ASSIGNED TASK:
Within the material below, count how many lines contain "name". Answer with only that number.

GIVEN RECORDS:
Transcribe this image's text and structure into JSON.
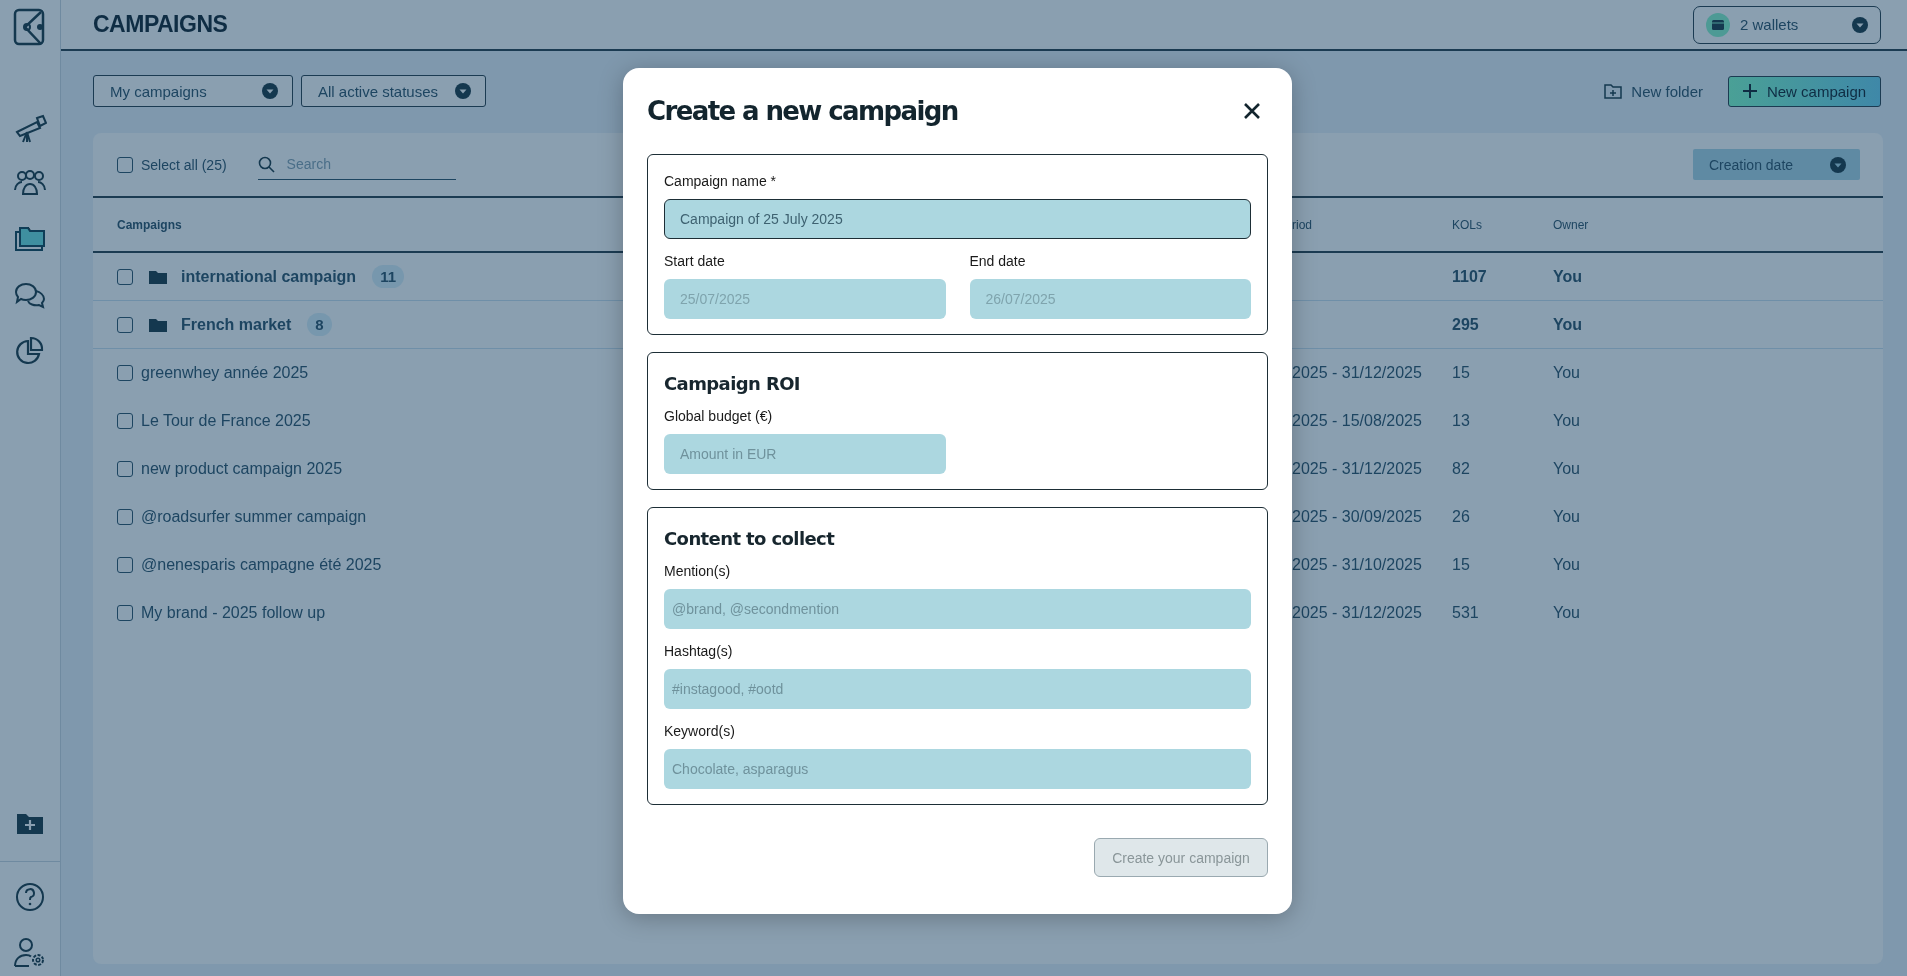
{
  "sidebar": {
    "items": [
      {
        "selected": false
      },
      {
        "selected": false
      },
      {
        "selected": true
      },
      {
        "selected": false
      },
      {
        "selected": false
      }
    ]
  },
  "header": {
    "title": "CAMPAIGNS",
    "wallets": "2 wallets"
  },
  "filters": [
    "My campaigns",
    "All active statuses"
  ],
  "actions": {
    "new_folder": "New folder",
    "new_campaign": "New campaign"
  },
  "table": {
    "select_all": {
      "label": "Select all (25)",
      "checked": false
    },
    "search": {
      "placeholder": "Search"
    },
    "sort": "Creation date",
    "columns": [
      "Campaigns",
      "riod",
      "KOLs",
      "Owner"
    ],
    "rows": [
      {
        "kind": "folder",
        "name": "international campaign",
        "count": "11",
        "kols": "1107",
        "owner": "You",
        "checked": false
      },
      {
        "kind": "folder",
        "name": "French market",
        "count": "8",
        "kols": "295",
        "owner": "You",
        "checked": false
      },
      {
        "kind": "campaign",
        "name": "greenwhey année 2025",
        "period": "2025 - 31/12/2025",
        "kols": "15",
        "owner": "You",
        "checked": false
      },
      {
        "kind": "campaign",
        "name": "Le Tour de France 2025",
        "period": "2025 - 15/08/2025",
        "kols": "13",
        "owner": "You",
        "checked": false
      },
      {
        "kind": "campaign",
        "name": "new product campaign 2025",
        "period": "2025 - 31/12/2025",
        "kols": "82",
        "owner": "You",
        "checked": false
      },
      {
        "kind": "campaign",
        "name": "@roadsurfer summer campaign",
        "period": "2025 - 30/09/2025",
        "kols": "26",
        "owner": "You",
        "checked": false
      },
      {
        "kind": "campaign",
        "name": "@nenesparis campagne été 2025",
        "period": "2025 - 31/10/2025",
        "kols": "15",
        "owner": "You",
        "checked": false
      },
      {
        "kind": "campaign",
        "name": "My brand - 2025 follow up",
        "period": "2025 - 31/12/2025",
        "kols": "531",
        "owner": "You",
        "checked": false
      }
    ]
  },
  "modal": {
    "title": "Create a new campaign",
    "sections": [
      {
        "fields": [
          {
            "kind": "text",
            "label": "Campaign name *",
            "value": "Campaign of 25 July 2025",
            "focused": true
          },
          {
            "kind": "date",
            "label": "Start date",
            "placeholder": "25/07/2025",
            "focused": false
          },
          {
            "kind": "date",
            "label": "End date",
            "placeholder": "26/07/2025",
            "focused": false
          }
        ]
      },
      {
        "heading": "Campaign ROI",
        "fields": [
          {
            "kind": "amount",
            "label": "Global budget (€)",
            "placeholder": "Amount in EUR",
            "focused": false
          }
        ]
      },
      {
        "heading": "Content to collect",
        "fields": [
          {
            "kind": "text",
            "label": "Mention(s)",
            "placeholder": "@brand, @secondmention",
            "focused": false
          },
          {
            "kind": "text",
            "label": "Hashtag(s)",
            "placeholder": "#instagood, #ootd",
            "focused": false
          },
          {
            "kind": "text",
            "label": "Keyword(s)",
            "placeholder": "Chocolate, asparagus",
            "focused": false
          }
        ]
      }
    ],
    "submit": {
      "label": "Create your campaign",
      "disabled": true
    }
  }
}
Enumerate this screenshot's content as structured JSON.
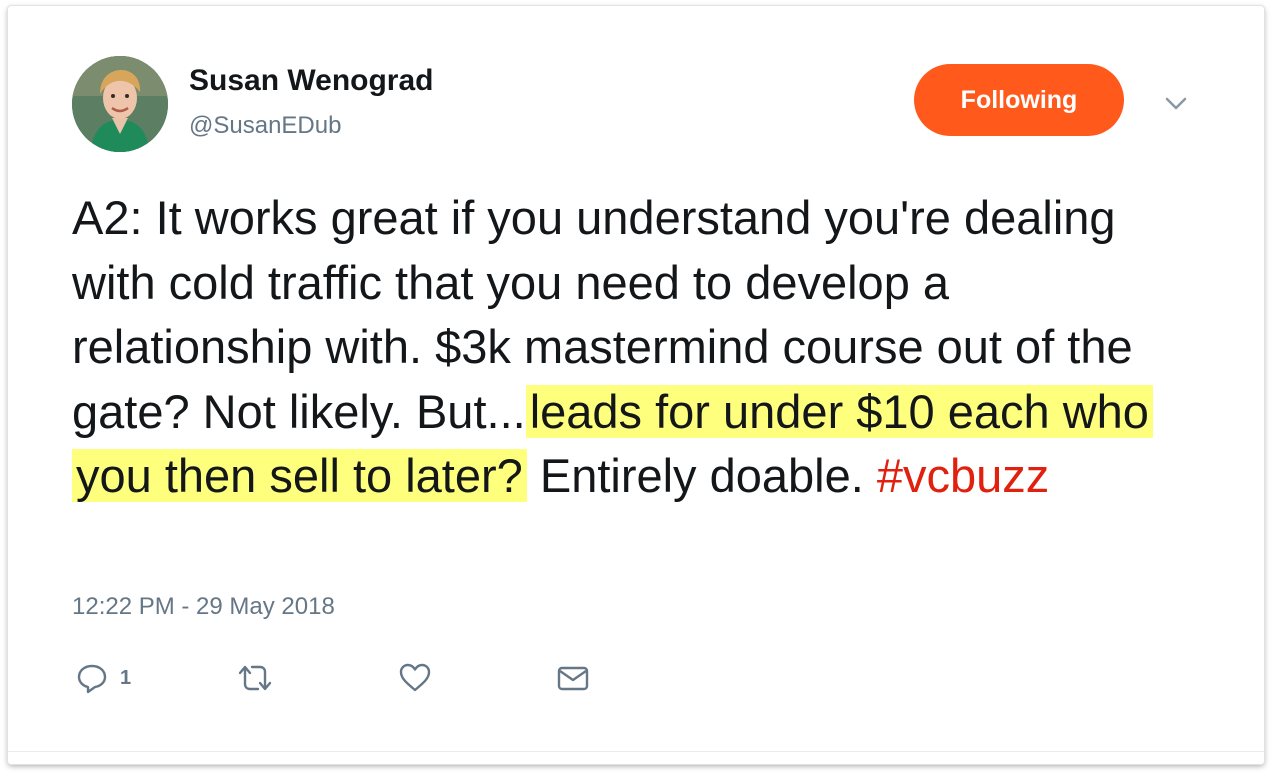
{
  "user": {
    "name": "Susan Wenograd",
    "handle": "@SusanEDub"
  },
  "follow_button": {
    "label": "Following",
    "color": "#ff5a1c"
  },
  "tweet": {
    "segment_plain_1": "A2: It works great if you understand you're dealing with cold traffic that you need to develop a relationship with. $3k mastermind course out of the gate? Not likely. But...",
    "segment_highlight": "leads for under $10 each who you then sell to later?",
    "segment_plain_2": " Entirely doable. ",
    "hashtag": "#vcbuzz",
    "highlight_color": "#ffff7e",
    "hashtag_color": "#e0210f"
  },
  "timestamp": "12:22 PM - 29 May 2018",
  "actions": {
    "reply_count": "1",
    "icons": [
      "reply-icon",
      "retweet-icon",
      "like-icon",
      "direct-message-icon",
      "chevron-down-icon"
    ]
  }
}
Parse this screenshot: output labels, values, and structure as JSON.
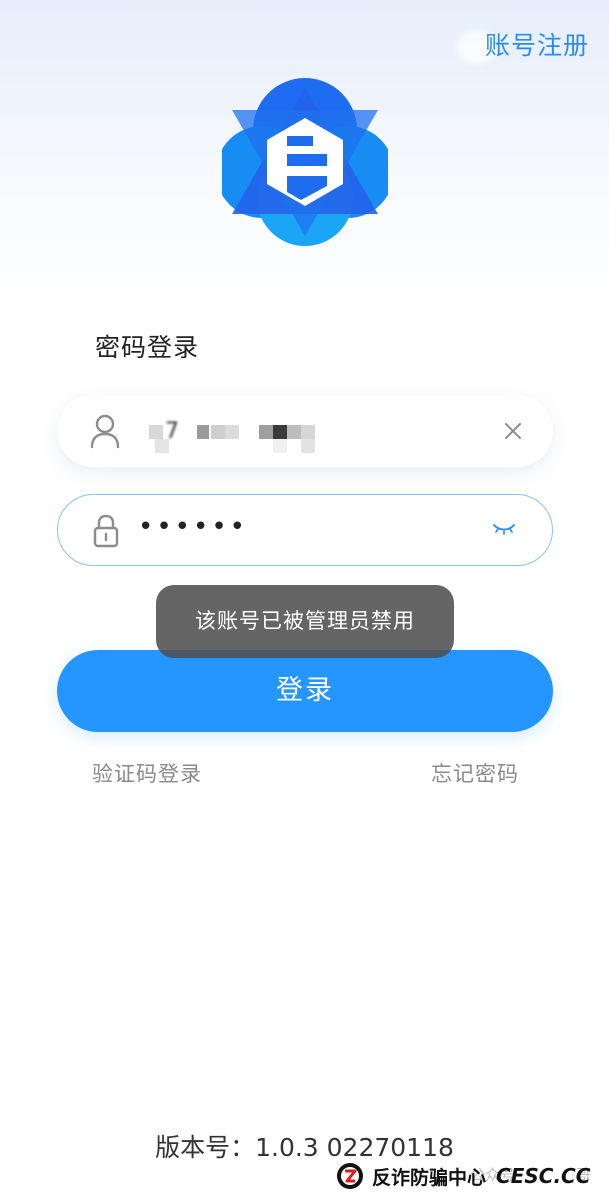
{
  "header": {
    "register_label": "账号注册"
  },
  "login_form": {
    "title": "密码登录",
    "account_partial": "· 7",
    "password_masked": "••••••",
    "login_button_label": "登录",
    "sms_login_label": "验证码登录",
    "forgot_password_label": "忘记密码"
  },
  "toast": {
    "message": "该账号已被管理员禁用"
  },
  "footer": {
    "version": "版本号：1.0.3 02270118"
  },
  "watermark": {
    "text": "反诈防骗中心",
    "brand": "CESC.CC",
    "faint_text": "公众号",
    "faint_text_2": "哥"
  },
  "colors": {
    "accent": "#2595ff",
    "register_link": "#2a8cf0",
    "logo_blue_dark": "#1e6cf0",
    "logo_blue_light": "#1aa6f5",
    "toast_bg": "#505050"
  },
  "icons": {
    "account_field": "user-icon",
    "password_field": "lock-icon",
    "clear": "close-icon",
    "password_visibility": "eye-closed-icon"
  }
}
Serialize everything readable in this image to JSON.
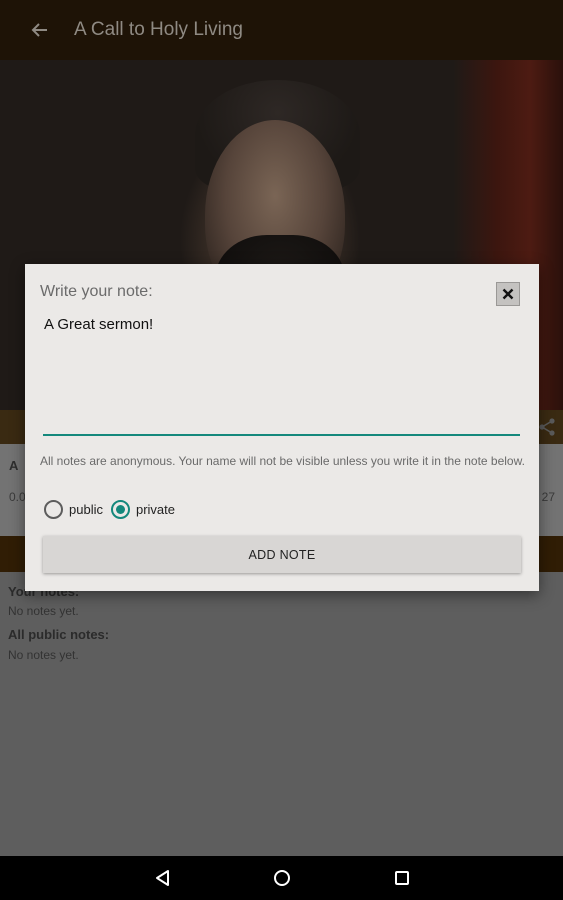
{
  "appbar": {
    "title": "A Call to Holy Living",
    "back_icon": "arrow-left-icon"
  },
  "background": {
    "info_first_line": "A",
    "info_left_value": "0.0",
    "info_right_value": "27",
    "your_notes_heading": "Your notes:",
    "your_notes_empty": "No notes yet.",
    "public_notes_heading": "All public notes:",
    "public_notes_empty": "No notes yet."
  },
  "dialog": {
    "title": "Write your note:",
    "note_value": "A Great sermon!",
    "disclaimer": "All notes are anonymous. Your name will not be visible unless you write it in the note below.",
    "visibility_options": [
      {
        "label": "public",
        "selected": false
      },
      {
        "label": "private",
        "selected": true
      }
    ],
    "add_button_label": "ADD NOTE",
    "accent_color": "#14887c"
  },
  "navbar": {
    "icons": [
      "back-triangle-icon",
      "home-circle-icon",
      "recents-square-icon"
    ]
  }
}
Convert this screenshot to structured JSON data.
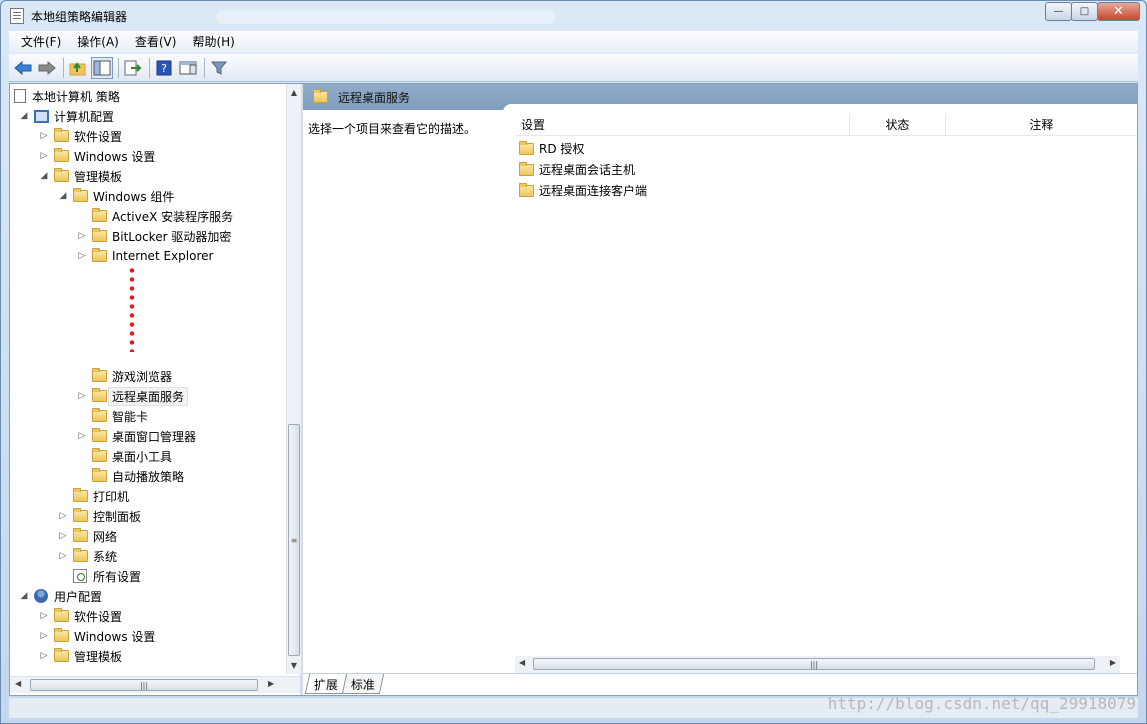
{
  "window": {
    "title": "本地组策略编辑器",
    "min": "—",
    "max": "□",
    "close": "✕"
  },
  "menu": [
    {
      "label": "文件(F)"
    },
    {
      "label": "操作(A)"
    },
    {
      "label": "查看(V)"
    },
    {
      "label": "帮助(H)"
    }
  ],
  "toolbar": {
    "back": "back-arrow-icon",
    "forward": "forward-arrow-icon",
    "up": "up-folder-icon",
    "show_hide_tree": "console-tree-icon",
    "export": "export-list-icon",
    "help": "help-icon",
    "show_pane": "action-pane-icon",
    "filter": "filter-icon"
  },
  "tree": {
    "root": "本地计算机 策略",
    "computer_config": "计算机配置",
    "cc_software": "软件设置",
    "cc_windows": "Windows 设置",
    "cc_admin": "管理模板",
    "win_components": "Windows 组件",
    "activex": "ActiveX 安装程序服务",
    "bitlocker": "BitLocker 驱动器加密",
    "ie": "Internet Explorer",
    "games": "游戏浏览器",
    "rds": "远程桌面服务",
    "smartcard": "智能卡",
    "dwm": "桌面窗口管理器",
    "gadgets": "桌面小工具",
    "autoplay": "自动播放策略",
    "printers": "打印机",
    "control_panel": "控制面板",
    "network": "网络",
    "system": "系统",
    "all_settings": "所有设置",
    "user_config": "用户配置",
    "uc_software": "软件设置",
    "uc_windows": "Windows 设置",
    "uc_admin": "管理模板"
  },
  "right": {
    "header": "远程桌面服务",
    "description": "选择一个项目来查看它的描述。",
    "columns": {
      "setting": "设置",
      "state": "状态",
      "comment": "注释"
    },
    "items": [
      {
        "label": "RD 授权"
      },
      {
        "label": "远程桌面会话主机"
      },
      {
        "label": "远程桌面连接客户端"
      }
    ]
  },
  "tabs": {
    "extended": "扩展",
    "standard": "标准"
  },
  "watermark": "http://blog.csdn.net/qq_29918079",
  "colors": {
    "header": "#8aa7c6",
    "folder": "#eec65a",
    "annotation": "#e41b1b"
  }
}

SOLUTION:
11